A woman in science.

I am a woman in science. Most of the times, the ‘woman’ part is a non-issue. But sometimes, it is.

“Let me tell you about my trouble with girls. Three things happen when they are in the lab: You fall in love with them, they fall in love with you, and when you criticize them they cry.”  The musings of not just any scientist, but Nobel Laureate Tim Hunt at the World Conference of Science Journalists in South Korea last week. Most definitely not the conference where one should be making headline-grabbing controversial statements. 

When the proverbial shit hit the fan, Mr. Hunt explained that he was speaking from personal experience, and he had meant the comments to be funny. He apologized for what he said, but when prompted to explain about women crying in the lab, he dug himself deeper:

“It’s terribly important that you can criticize people’s ideas without criticizing them and if they burst into tears, it means that you tend to hold back from getting at the absolute truth. Science is about nothing but getting at the truth and anything that gets in the way of that diminishes, in my experience, the science.”  

Sure. In science, criticism is important. The truth is important. And while I believe Mr. Hunt deserves better than the rush-to-judgement he's received,  these comments reveal a not-so-hidden truth about women and STEM (the traditionally male-dominated disciplines of science, technology, engineering and math).

Julie Beck wrote an excellent piece in The Atlantic that illustrates why Mr. Hunt’s attempt at humour was met with stone-cold silence. Social media erupted with legitimate fury: twitter’s #distractinglysexy conversation was equal parts hilarious and inspiring.

Science glamour shot: you can't see the XXXL biohazard suit but trust me, it's hot. #distractinglysexy

Science glamour shot: you can't see the XXXL biohazard suit but trust me, it's hot. #distractinglysexy

But because this is a blog post, let me tell you about my trouble as a woman in science. For the most part, it’s no trouble at all. For the most part, I am surrounded by extremely supportive mentors. The majority of my colleagues in my current lab are women-and this trend is on point with many other labs in our research group. However, when I look one step above my current position as a PhD candidate to the post-docs, most are male. And if I look one step further, out of the twenty-two principle investigators in the Gastrointestinal Research Group, two are female. 

This is part of a larger trend: that women disproportionately drop out of scientific careers. Nature magazine has a comprehensive write-up about the lack of women in science, and a lack of identifiable role models is, in frustratingly cyclic fashion, a primary reason. 

So getting back to my experiences as a woman in science, I'll limit my blatherings to a single example.

When I first was exploring various PhD positions, I met with a potential male supervisor who told me (and while I am paraphrasing, I'm not paraphrasing that much), that if I wanted to embark in a PhD program I shouldn’t get pregnant. I didn’t even know if I wanted children at the time, but here I was, being told to consider what I wanted the state of my uterus to be throughout the next 4+ years of a PhD program. I doubt that the men interested in entering his lab were told they should refrain from impregnating anyone.
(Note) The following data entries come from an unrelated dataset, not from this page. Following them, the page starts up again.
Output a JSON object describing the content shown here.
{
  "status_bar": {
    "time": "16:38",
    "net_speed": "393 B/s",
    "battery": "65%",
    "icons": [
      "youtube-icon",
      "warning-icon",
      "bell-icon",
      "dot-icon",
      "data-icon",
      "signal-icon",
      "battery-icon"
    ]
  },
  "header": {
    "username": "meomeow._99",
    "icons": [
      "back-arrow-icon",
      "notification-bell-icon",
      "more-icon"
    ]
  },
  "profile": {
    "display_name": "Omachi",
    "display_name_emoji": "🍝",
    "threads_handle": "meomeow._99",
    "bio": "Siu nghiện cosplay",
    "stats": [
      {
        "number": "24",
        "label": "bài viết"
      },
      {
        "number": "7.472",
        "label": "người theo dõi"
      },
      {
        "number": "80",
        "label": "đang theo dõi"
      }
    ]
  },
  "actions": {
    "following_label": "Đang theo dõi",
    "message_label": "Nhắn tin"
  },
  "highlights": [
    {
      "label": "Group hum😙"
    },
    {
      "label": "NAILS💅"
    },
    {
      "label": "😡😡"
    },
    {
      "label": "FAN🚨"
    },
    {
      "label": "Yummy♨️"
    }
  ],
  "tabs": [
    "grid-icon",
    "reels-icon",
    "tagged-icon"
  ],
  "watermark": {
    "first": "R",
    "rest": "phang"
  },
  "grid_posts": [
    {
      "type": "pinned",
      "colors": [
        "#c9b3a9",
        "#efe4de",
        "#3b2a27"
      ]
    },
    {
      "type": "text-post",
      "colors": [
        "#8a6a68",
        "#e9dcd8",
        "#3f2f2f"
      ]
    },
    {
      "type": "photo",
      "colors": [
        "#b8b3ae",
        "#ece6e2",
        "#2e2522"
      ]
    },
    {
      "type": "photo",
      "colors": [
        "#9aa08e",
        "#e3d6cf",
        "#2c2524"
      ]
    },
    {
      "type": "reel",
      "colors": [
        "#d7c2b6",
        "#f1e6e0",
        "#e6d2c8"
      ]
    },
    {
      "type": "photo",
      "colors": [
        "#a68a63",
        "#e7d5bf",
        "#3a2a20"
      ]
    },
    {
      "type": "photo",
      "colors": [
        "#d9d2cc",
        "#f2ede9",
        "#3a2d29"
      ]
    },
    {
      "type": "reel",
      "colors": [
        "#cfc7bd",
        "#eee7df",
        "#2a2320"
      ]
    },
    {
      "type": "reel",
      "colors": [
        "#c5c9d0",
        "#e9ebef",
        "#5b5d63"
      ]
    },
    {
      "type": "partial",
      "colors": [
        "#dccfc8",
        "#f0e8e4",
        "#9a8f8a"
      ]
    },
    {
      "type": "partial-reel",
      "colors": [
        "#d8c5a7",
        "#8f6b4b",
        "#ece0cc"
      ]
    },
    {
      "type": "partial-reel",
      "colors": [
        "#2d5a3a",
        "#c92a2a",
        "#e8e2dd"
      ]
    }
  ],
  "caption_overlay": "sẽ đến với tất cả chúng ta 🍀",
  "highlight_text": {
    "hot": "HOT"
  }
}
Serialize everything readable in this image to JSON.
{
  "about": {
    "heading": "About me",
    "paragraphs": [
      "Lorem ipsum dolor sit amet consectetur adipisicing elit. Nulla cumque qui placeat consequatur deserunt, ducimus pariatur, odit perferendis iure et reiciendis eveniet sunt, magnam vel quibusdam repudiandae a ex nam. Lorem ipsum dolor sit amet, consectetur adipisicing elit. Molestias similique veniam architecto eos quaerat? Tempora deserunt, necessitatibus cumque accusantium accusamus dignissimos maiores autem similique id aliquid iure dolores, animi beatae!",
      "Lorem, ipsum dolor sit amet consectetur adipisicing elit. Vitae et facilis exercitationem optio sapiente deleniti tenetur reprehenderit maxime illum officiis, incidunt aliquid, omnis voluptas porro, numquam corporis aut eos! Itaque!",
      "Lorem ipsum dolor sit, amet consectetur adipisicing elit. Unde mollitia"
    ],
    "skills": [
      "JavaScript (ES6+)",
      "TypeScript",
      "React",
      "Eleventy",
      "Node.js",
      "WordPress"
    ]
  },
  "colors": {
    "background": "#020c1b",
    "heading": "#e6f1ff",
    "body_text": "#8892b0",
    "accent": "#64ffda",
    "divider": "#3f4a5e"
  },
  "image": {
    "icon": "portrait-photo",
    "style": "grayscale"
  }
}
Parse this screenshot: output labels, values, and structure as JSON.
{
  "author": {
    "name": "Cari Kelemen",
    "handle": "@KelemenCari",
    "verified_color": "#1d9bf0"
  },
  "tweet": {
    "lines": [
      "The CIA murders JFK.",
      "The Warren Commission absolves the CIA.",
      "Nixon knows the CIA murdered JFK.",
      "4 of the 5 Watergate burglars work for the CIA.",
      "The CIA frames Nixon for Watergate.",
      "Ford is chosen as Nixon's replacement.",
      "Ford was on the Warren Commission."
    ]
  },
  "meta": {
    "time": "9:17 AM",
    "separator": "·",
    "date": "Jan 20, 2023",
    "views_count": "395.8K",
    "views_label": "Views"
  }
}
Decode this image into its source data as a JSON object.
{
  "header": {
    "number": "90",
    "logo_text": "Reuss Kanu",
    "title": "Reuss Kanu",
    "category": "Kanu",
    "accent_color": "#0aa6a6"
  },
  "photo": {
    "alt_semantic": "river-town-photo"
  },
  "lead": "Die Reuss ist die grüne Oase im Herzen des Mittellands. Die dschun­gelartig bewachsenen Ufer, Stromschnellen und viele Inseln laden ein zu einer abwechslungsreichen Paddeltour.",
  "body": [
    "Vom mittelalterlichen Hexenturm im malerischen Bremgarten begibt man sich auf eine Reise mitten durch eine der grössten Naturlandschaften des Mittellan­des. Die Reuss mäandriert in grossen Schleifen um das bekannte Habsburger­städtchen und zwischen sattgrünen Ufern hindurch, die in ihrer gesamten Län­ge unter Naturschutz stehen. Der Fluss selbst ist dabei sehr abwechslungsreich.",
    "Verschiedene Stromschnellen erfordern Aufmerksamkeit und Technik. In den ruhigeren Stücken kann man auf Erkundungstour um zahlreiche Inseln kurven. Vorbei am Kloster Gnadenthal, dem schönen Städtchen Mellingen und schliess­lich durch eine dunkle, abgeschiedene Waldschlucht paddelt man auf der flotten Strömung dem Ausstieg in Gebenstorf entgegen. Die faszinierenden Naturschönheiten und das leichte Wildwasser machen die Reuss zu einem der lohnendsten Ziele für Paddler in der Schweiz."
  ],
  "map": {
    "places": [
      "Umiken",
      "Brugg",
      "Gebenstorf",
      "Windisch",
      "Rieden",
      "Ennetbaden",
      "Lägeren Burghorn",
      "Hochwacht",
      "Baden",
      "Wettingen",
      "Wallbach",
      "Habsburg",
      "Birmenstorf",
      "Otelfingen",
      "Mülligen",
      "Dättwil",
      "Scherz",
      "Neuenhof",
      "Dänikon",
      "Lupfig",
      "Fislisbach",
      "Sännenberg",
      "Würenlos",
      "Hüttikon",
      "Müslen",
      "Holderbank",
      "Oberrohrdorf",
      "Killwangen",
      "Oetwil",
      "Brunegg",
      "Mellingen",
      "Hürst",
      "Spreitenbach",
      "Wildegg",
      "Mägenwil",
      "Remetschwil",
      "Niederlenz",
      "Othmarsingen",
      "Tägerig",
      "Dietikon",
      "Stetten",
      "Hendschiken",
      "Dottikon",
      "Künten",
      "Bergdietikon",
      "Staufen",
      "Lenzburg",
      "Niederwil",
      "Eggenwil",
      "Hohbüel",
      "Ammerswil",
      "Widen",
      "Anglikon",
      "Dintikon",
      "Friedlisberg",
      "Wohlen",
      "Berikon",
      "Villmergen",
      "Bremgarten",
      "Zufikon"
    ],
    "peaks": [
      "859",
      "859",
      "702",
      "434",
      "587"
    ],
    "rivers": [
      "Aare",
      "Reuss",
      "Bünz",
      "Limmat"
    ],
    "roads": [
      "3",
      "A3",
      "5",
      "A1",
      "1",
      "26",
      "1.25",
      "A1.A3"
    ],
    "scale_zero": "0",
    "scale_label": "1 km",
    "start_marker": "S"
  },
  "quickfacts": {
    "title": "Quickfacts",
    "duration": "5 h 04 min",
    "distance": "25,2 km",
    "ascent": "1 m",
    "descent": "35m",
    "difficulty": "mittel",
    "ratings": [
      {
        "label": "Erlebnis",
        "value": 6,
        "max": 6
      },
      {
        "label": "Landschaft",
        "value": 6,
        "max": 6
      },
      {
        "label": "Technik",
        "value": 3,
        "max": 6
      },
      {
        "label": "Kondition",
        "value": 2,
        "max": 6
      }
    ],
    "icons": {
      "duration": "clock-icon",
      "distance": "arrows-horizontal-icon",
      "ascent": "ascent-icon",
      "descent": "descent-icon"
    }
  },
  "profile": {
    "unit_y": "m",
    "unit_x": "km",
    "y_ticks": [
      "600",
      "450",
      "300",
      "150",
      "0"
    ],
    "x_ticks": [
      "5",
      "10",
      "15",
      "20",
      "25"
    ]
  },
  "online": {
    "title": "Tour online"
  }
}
Although this was relatively recent, I choose to believe that such schools of thought are fading. Case in point: contrast the above scenario to my current supervisor, who actually encouraged me to consider having a child during my PhD, as maternity benefits are better for graduate students than post-docs.

Well I took his advice to heart, and as I write this I am on my last few months of maternity leave.  And I am equal parts optimistic and terrified about my future as a scientist. Optimistic because it’s my nature. Because with hard work, ambition, and a supportive partner, there’s no reason not to be. Because I believe I somehow owe it to myself and other women in science to at least give it a try. Terrified because it’s also my nature. Because I have witnessed so few examples of women in science with successful careers and a family. Because my lab tech has outright told my colleagues that since I had my son, I have become more stupid (not paraphrasing), and losing my science-edge to motherhood has always been one of my fears. 

I truly believe that very few people (Mr. Hunt excluded) think that STEM wouldn’t benefit from more women. What discipline wouldn’t benefit from increased diversity within its ranks? But as I said before, I'm an optimist.